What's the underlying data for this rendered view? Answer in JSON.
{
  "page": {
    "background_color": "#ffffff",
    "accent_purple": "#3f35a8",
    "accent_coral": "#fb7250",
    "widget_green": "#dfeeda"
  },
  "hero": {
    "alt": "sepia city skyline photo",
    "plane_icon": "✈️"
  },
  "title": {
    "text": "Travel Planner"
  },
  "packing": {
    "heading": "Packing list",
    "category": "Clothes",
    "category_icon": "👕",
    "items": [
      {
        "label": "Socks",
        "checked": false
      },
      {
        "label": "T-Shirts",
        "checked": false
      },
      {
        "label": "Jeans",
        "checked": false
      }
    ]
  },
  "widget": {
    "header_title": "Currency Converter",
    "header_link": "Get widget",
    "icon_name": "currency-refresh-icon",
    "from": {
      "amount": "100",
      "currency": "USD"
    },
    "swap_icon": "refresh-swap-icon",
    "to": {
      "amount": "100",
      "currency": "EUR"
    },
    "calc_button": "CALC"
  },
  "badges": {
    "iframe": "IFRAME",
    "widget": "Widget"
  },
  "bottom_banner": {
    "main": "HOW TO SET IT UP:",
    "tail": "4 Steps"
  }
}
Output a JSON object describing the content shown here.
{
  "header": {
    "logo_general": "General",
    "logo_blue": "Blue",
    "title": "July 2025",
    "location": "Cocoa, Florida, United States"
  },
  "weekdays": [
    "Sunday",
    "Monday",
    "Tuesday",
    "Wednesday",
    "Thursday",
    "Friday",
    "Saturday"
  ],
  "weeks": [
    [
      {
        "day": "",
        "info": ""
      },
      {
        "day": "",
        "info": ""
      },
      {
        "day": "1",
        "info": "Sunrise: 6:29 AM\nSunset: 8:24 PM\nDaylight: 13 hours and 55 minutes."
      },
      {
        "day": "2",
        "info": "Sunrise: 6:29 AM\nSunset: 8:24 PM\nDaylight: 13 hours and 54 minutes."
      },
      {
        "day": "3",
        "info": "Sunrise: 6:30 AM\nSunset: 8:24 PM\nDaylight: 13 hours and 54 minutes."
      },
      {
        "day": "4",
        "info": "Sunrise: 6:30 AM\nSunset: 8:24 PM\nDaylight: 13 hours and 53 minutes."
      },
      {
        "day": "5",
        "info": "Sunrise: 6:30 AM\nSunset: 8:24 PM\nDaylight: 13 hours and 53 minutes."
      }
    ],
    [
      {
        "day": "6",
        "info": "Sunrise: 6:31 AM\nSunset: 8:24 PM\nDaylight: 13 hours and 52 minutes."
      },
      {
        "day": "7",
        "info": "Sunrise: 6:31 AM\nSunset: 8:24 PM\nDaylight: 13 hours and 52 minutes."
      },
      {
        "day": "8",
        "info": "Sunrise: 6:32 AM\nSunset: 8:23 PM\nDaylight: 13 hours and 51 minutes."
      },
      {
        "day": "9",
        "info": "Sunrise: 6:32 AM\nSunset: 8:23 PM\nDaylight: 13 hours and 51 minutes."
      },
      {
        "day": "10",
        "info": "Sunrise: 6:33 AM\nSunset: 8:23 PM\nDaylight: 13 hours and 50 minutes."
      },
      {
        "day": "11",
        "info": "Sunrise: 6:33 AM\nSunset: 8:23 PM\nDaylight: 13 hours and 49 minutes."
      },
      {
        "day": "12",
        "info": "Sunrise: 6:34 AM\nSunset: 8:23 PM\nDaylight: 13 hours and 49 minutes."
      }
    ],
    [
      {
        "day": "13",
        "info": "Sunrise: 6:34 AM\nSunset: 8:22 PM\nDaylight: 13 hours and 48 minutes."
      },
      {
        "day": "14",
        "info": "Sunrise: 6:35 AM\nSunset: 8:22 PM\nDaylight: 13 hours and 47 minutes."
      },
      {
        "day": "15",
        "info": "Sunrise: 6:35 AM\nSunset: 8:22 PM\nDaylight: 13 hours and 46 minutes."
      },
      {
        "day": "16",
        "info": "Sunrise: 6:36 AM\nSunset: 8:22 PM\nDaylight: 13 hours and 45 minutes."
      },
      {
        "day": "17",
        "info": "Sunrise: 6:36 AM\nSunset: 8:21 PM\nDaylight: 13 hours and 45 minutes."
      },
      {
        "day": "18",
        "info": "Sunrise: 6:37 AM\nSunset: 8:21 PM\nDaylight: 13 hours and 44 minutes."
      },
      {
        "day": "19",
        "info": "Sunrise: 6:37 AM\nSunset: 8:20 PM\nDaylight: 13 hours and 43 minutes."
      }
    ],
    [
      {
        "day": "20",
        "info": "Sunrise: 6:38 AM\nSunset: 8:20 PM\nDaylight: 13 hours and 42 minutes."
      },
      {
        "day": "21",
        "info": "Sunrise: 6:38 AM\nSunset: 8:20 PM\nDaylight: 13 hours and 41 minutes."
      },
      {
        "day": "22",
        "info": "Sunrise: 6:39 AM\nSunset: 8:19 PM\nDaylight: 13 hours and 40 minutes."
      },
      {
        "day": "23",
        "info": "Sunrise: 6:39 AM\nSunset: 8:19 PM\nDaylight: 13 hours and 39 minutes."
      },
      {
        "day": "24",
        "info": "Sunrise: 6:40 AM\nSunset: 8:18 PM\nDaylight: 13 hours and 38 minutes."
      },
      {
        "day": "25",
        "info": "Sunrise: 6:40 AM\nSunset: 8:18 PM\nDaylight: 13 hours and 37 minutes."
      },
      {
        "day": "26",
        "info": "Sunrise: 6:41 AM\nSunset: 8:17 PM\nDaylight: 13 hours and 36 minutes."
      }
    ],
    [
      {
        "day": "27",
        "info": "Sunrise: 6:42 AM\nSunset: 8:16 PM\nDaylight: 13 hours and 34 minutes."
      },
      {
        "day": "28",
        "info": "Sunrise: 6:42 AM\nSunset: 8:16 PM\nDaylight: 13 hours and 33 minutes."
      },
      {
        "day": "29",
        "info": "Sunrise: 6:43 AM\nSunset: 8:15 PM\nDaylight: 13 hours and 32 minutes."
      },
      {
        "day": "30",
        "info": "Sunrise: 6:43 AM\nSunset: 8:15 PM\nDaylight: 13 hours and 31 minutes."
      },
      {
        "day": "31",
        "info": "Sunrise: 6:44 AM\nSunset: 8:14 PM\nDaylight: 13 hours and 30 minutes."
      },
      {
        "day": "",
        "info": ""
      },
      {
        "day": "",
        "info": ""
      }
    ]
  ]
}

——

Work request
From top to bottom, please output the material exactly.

Result of the exercise
What's the underlying data for this rendered view? Answer in JSON.
{
  "page": {
    "background_color": "#ffffff",
    "accent_purple": "#3f35a8",
    "accent_coral": "#fb7250",
    "widget_green": "#dfeeda"
  },
  "hero": {
    "alt": "sepia city skyline photo",
    "plane_icon": "✈️"
  },
  "title": {
    "text": "Travel Planner"
  },
  "packing": {
    "heading": "Packing list",
    "category": "Clothes",
    "category_icon": "👕",
    "items": [
      {
        "label": "Socks",
        "checked": false
      },
      {
        "label": "T-Shirts",
        "checked": false
      },
      {
        "label": "Jeans",
        "checked": false
      }
    ]
  },
  "widget": {
    "header_title": "Currency Converter",
    "header_link": "Get widget",
    "icon_name": "currency-refresh-icon",
    "from": {
      "amount": "100",
      "currency": "USD"
    },
    "swap_icon": "refresh-swap-icon",
    "to": {
      "amount": "100",
      "currency": "EUR"
    },
    "calc_button": "CALC"
  },
  "badges": {
    "iframe": "IFRAME",
    "widget": "Widget"
  },
  "bottom_banner": {
    "main": "HOW TO SET IT UP:",
    "tail": "4 Steps"
  }
}
Output a JSON object describing the content shown here.
{
  "header": {
    "logo_general": "General",
    "logo_blue": "Blue",
    "title": "July 2025",
    "location": "Cocoa, Florida, United States"
  },
  "weekdays": [
    "Sunday",
    "Monday",
    "Tuesday",
    "Wednesday",
    "Thursday",
    "Friday",
    "Saturday"
  ],
  "weeks": [
    [
      {
        "day": "",
        "info": ""
      },
      {
        "day": "",
        "info": ""
      },
      {
        "day": "1",
        "info": "Sunrise: 6:29 AM\nSunset: 8:24 PM\nDaylight: 13 hours and 55 minutes."
      },
      {
        "day": "2",
        "info": "Sunrise: 6:29 AM\nSunset: 8:24 PM\nDaylight: 13 hours and 54 minutes."
      },
      {
        "day": "3",
        "info": "Sunrise: 6:30 AM\nSunset: 8:24 PM\nDaylight: 13 hours and 54 minutes."
      },
      {
        "day": "4",
        "info": "Sunrise: 6:30 AM\nSunset: 8:24 PM\nDaylight: 13 hours and 53 minutes."
      },
      {
        "day": "5",
        "info": "Sunrise: 6:30 AM\nSunset: 8:24 PM\nDaylight: 13 hours and 53 minutes."
      }
    ],
    [
      {
        "day": "6",
        "info": "Sunrise: 6:31 AM\nSunset: 8:24 PM\nDaylight: 13 hours and 52 minutes."
      },
      {
        "day": "7",
        "info": "Sunrise: 6:31 AM\nSunset: 8:24 PM\nDaylight: 13 hours and 52 minutes."
      },
      {
        "day": "8",
        "info": "Sunrise: 6:32 AM\nSunset: 8:23 PM\nDaylight: 13 hours and 51 minutes."
      },
      {
        "day": "9",
        "info": "Sunrise: 6:32 AM\nSunset: 8:23 PM\nDaylight: 13 hours and 51 minutes."
      },
      {
        "day": "10",
        "info": "Sunrise: 6:33 AM\nSunset: 8:23 PM\nDaylight: 13 hours and 50 minutes."
      },
      {
        "day": "11",
        "info": "Sunrise: 6:33 AM\nSunset: 8:23 PM\nDaylight: 13 hours and 49 minutes."
      },
      {
        "day": "12",
        "info": "Sunrise: 6:34 AM\nSunset: 8:23 PM\nDaylight: 13 hours and 49 minutes."
      }
    ],
    [
      {
        "day": "13",
        "info": "Sunrise: 6:34 AM\nSunset: 8:22 PM\nDaylight: 13 hours and 48 minutes."
      },
      {
        "day": "14",
        "info": "Sunrise: 6:35 AM\nSunset: 8:22 PM\nDaylight: 13 hours and 47 minutes."
      },
      {
        "day": "15",
        "info": "Sunrise: 6:35 AM\nSunset: 8:22 PM\nDaylight: 13 hours and 46 minutes."
      },
      {
        "day": "16",
        "info": "Sunrise: 6:36 AM\nSunset: 8:22 PM\nDaylight: 13 hours and 45 minutes."
      },
      {
        "day": "17",
        "info": "Sunrise: 6:36 AM\nSunset: 8:21 PM\nDaylight: 13 hours and 45 minutes."
      },
      {
        "day": "18",
        "info": "Sunrise: 6:37 AM\nSunset: 8:21 PM\nDaylight: 13 hours and 44 minutes."
      },
      {
        "day": "19",
        "info": "Sunrise: 6:37 AM\nSunset: 8:20 PM\nDaylight: 13 hours and 43 minutes."
      }
    ],
    [
      {
        "day": "20",
        "info": "Sunrise: 6:38 AM\nSunset: 8:20 PM\nDaylight: 13 hours and 42 minutes."
      },
      {
        "day": "21",
        "info": "Sunrise: 6:38 AM\nSunset: 8:20 PM\nDaylight: 13 hours and 41 minutes."
      },
      {
        "day": "22",
        "info": "Sunrise: 6:39 AM\nSunset: 8:19 PM\nDaylight: 13 hours and 40 minutes."
      },
      {
        "day": "23",
        "info": "Sunrise: 6:39 AM\nSunset: 8:19 PM\nDaylight: 13 hours and 39 minutes."
      },
      {
        "day": "24",
        "info": "Sunrise: 6:40 AM\nSunset: 8:18 PM\nDaylight: 13 hours and 38 minutes."
      },
      {
        "day": "25",
        "info": "Sunrise: 6:40 AM\nSunset: 8:18 PM\nDaylight: 13 hours and 37 minutes."
      },
      {
        "day": "26",
        "info": "Sunrise: 6:41 AM\nSunset: 8:17 PM\nDaylight: 13 hours and 36 minutes."
      }
    ],
    [
      {
        "day": "27",
        "info": "Sunrise: 6:42 AM\nSunset: 8:16 PM\nDaylight: 13 hours and 34 minutes."
      },
      {
        "day": "28",
        "info": "Sunrise: 6:42 AM\nSunset: 8:16 PM\nDaylight: 13 hours and 33 minutes."
      },
      {
        "day": "29",
        "info": "Sunrise: 6:43 AM\nSunset: 8:15 PM\nDaylight: 13 hours and 32 minutes."
      },
      {
        "day": "30",
        "info": "Sunrise: 6:43 AM\nSunset: 8:15 PM\nDaylight: 13 hours and 31 minutes."
      },
      {
        "day": "31",
        "info": "Sunrise: 6:44 AM\nSunset: 8:14 PM\nDaylight: 13 hours and 30 minutes."
      },
      {
        "day": "",
        "info": ""
      },
      {
        "day": "",
        "info": ""
      }
    ]
  ]
}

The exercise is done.